Research group of Professor Peter Cullen

Research group of Professor Peter Cullen

From top left to right :- Dr Colin Traer - post doc, Dr Jacqueline Oakley - post doc, Chris Danson - Phd student, Prof. Pete Cullen, Dr Sam Yarwood - post doc, an Van Weering - post doc, Ian Mcgough - PhD student

Professor Peter Cullen is a Principal Investigator in the Department of Biochemistry at the University of Bristol, UK. Research in the Cullen Lab is focused on endocytosis, and in particular, a family of proteins called the sorting nexins (SNX’s).

The endosomal network of cells is organised into an array of intracellular, membranous compartments, distinguished by subtle variations in lipid composition, associated protein complexes and functionality. The fate of endocytic cargo is reliant on interactions with a number of molecularly distinct sorting complexes which tightly control the relationship between sorting of their respective cargo and the physical morphology of the endosomal network. In the Cullen Laboratory, researchers hope to further the understanding of how molecular mechanisms function to facilitate cargo sorting, how membrane geometry relates to cargo sorting, how the spatial organisation of the early endocytic network is achieved and the links this system has with disease.

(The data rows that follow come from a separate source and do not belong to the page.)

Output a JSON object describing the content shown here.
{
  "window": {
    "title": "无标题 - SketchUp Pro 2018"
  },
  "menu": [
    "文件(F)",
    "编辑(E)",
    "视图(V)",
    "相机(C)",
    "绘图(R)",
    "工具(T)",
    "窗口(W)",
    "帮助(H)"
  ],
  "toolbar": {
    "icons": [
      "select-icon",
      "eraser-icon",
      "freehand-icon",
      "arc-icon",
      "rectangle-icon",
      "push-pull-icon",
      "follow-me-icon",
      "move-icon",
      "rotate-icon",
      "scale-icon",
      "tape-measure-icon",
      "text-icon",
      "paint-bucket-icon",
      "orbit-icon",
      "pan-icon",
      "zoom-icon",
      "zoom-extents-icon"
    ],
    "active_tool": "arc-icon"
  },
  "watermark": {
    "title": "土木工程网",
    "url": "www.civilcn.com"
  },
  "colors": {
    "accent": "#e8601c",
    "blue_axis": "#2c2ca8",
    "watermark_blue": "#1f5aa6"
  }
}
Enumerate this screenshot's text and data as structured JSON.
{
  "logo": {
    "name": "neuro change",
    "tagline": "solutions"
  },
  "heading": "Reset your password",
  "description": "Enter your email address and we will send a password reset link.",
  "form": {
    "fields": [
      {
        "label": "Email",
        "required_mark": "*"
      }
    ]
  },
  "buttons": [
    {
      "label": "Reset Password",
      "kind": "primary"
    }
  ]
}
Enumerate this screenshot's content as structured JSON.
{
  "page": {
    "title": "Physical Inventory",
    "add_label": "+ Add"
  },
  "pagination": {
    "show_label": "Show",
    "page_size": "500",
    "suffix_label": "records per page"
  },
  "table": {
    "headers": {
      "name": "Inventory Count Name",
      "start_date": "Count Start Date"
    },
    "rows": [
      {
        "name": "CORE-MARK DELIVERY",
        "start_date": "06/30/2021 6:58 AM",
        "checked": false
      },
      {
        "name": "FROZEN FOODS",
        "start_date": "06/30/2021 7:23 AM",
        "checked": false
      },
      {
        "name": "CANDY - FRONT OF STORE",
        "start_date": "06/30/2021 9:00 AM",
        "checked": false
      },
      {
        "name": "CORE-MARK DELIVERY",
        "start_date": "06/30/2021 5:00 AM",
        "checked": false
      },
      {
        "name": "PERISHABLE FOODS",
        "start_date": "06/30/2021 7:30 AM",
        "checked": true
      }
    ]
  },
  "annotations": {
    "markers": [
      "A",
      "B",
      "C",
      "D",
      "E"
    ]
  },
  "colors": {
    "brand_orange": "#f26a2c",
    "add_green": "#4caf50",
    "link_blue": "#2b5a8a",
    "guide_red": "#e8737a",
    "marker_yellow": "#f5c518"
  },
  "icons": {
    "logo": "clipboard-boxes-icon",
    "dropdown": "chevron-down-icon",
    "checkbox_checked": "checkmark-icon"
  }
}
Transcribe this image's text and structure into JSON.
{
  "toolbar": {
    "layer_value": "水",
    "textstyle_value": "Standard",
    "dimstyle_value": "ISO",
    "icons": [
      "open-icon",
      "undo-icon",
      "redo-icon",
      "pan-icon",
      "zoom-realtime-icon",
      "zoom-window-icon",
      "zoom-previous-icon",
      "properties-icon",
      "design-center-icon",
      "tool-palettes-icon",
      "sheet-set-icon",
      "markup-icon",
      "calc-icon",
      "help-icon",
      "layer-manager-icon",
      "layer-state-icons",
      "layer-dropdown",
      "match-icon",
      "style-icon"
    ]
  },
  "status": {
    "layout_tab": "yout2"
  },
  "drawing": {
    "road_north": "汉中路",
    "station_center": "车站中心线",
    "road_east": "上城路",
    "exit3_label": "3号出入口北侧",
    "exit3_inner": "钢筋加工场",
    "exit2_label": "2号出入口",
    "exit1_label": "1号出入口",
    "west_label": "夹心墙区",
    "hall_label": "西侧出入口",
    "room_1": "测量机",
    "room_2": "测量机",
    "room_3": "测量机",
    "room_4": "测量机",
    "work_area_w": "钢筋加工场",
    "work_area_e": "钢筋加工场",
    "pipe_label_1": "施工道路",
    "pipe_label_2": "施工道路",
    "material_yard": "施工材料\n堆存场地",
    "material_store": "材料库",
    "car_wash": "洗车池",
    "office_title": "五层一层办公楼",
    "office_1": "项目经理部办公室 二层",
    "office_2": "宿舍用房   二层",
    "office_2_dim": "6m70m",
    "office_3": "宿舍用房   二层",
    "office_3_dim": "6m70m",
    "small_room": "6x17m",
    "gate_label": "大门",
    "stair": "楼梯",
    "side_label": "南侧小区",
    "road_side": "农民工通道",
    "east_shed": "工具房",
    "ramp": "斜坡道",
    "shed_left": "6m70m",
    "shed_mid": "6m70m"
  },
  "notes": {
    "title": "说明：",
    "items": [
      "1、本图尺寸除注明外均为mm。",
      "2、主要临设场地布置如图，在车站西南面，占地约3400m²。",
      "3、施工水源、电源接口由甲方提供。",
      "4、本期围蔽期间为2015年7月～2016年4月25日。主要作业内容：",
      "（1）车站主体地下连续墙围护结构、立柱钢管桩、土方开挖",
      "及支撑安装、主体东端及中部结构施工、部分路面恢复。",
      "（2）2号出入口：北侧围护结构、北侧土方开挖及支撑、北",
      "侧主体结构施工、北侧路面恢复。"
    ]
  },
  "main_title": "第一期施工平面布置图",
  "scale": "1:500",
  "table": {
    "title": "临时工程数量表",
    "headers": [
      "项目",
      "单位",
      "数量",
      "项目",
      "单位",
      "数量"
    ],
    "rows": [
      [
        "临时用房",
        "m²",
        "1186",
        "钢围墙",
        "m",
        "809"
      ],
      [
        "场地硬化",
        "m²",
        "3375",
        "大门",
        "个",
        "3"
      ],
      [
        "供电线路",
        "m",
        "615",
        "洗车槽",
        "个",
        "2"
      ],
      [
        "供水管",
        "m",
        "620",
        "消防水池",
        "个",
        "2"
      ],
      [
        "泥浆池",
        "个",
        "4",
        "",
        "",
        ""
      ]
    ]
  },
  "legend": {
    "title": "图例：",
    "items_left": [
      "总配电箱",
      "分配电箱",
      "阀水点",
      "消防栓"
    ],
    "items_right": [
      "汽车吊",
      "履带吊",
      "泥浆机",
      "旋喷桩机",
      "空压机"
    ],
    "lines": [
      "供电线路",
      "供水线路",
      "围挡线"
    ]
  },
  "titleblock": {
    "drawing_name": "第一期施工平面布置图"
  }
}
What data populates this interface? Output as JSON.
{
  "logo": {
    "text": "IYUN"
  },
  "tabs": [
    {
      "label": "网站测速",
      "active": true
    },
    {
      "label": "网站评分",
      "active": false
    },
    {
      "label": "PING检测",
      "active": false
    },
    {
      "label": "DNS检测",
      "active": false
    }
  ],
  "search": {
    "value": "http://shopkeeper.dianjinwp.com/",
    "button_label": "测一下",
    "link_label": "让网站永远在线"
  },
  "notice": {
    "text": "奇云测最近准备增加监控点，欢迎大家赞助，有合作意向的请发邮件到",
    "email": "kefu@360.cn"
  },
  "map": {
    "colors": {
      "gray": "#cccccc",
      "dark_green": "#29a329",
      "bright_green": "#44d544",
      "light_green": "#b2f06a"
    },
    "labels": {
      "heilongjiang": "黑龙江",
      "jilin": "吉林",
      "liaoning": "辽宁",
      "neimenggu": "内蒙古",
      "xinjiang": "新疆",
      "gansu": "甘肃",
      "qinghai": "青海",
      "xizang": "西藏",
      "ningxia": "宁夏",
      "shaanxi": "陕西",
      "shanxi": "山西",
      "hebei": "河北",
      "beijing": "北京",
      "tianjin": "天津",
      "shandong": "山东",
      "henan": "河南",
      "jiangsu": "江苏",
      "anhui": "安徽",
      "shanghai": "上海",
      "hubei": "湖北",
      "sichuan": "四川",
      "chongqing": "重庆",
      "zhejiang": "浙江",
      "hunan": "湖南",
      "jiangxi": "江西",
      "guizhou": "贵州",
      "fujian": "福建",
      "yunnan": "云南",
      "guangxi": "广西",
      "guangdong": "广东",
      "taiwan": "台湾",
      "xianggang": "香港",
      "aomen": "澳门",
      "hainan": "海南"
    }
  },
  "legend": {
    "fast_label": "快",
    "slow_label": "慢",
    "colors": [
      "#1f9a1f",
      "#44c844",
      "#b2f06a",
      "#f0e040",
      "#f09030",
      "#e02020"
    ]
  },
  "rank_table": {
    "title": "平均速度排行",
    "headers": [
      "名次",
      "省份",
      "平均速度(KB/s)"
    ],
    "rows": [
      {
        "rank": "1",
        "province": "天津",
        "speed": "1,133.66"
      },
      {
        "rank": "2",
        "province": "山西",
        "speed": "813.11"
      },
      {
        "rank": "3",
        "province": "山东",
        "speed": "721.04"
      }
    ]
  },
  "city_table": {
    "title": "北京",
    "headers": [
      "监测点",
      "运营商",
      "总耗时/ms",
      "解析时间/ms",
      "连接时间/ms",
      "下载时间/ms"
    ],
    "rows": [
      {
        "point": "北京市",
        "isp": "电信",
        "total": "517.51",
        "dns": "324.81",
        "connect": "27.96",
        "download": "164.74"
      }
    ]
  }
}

Peter and his colleagues are interested in the family of sorting nexins (SNXs), which are characterised by the presence of a Phox Homology (PX) domain. This domain acts as a binding motif for specific phospho-inositides, membrane lipids which are constituents of all endocytic membranes and therefore localize SNXs to endosomal structures. SNXs have diverse roles and interact with accessory protein(s), such as cargo selective components and motor proteins, to contribute towards the highly selective and dynamic nature of endocytic membrane trafficking.

Chris Danson, a Research Assistant in the Cullen Laboratory, uses Volocity to measure the dynamics of the endosomal network. Chris says;

"Volocity provides a multitude of intuitive image analysis tools that enable us to extract statistically analysable data directly from images and movies, much of which will be included in our subsequent publications. Of particular interest is how SNXs relate to the dynamic nature of the endocytic network; below are movies, generated on a PerkinElmer spinning disk system, of cells expressing a fluorescently tagged SNX construct. This SNX localizes to a highly dynamic tubular – vesicular compartment.  By employing Volocity, we are able to generate data concerning the speed, directionality and spatial organisation of such transport vesicles using the tracking and distance measurement tools that are inherent to the software".

Movie A: SNXs associate with a highly dynamic tubular-vesicular endosomal compartment. Hela cells were transiently transfected with a GFP tagged SNX and imaged live following a 24 h incubation period. Frames were captured at half second intervals for 5 min. Cropped regions of the cell (movie B) demonstrate that vesicles positive for this SNX display a high level of motility indicative of transport steps. Movie C: The dynamic tubular structures emanating from vesicles are envisaged as cargo enrichment structures and exit sites from the early endosome.

Volocity Colocalization

Chris also uses Volocity to investigate colocalization. Determining the cellular localization of SNXs is a key preliminary step towards determining SNX function; we employ the co-localization features of Volocity to quantify the degree of co-localization between SNXs and markers of the endocytic system.  The software has the capacity to generate co-localization data via several different algorithms, each of which has its own particular benefits, for example the Pearson’s correlation has the ability to determine whether two proteins are in complex with one another (at least at the resolution of light microscopy).  The figure below displays images of a GFP tagged SNX co-stained with either an early endosomal marker or a late endosomal marker; using Volocity's co-localization software we have been able to confirm this SNX predominantly co-localizes with early endosomes.  We have been working closely with Volocity software engineers to develop co-localization software to further enhance its usability with respect to answering these types of scientific questions”.

low-level expression, GFP–SNX

Figure: At low-level expression, GFP–SNX is predominately associated with elements of the early endosome. HeLa cells were transiently transfected with GFP–SNX and fixed following a 24 h incubation period.  Fixed cells were co-immunostained for endogenous proteins representative of various trafficking compartments and the nuclear stain DAPi.  (A) GFP–SNX displays a high degree of co-localization with early endosome markers, in comparison to that of the late endosomal markers (B).  The scale bars represent 20 ?m. (C) The percentage of GFP–SNX enriched vesicles (n>300) co-localising with Alexa-568 labelled endosomal markers was digitally quantified from confocal images using Volocity.

To find out more visit the Cullen Lab.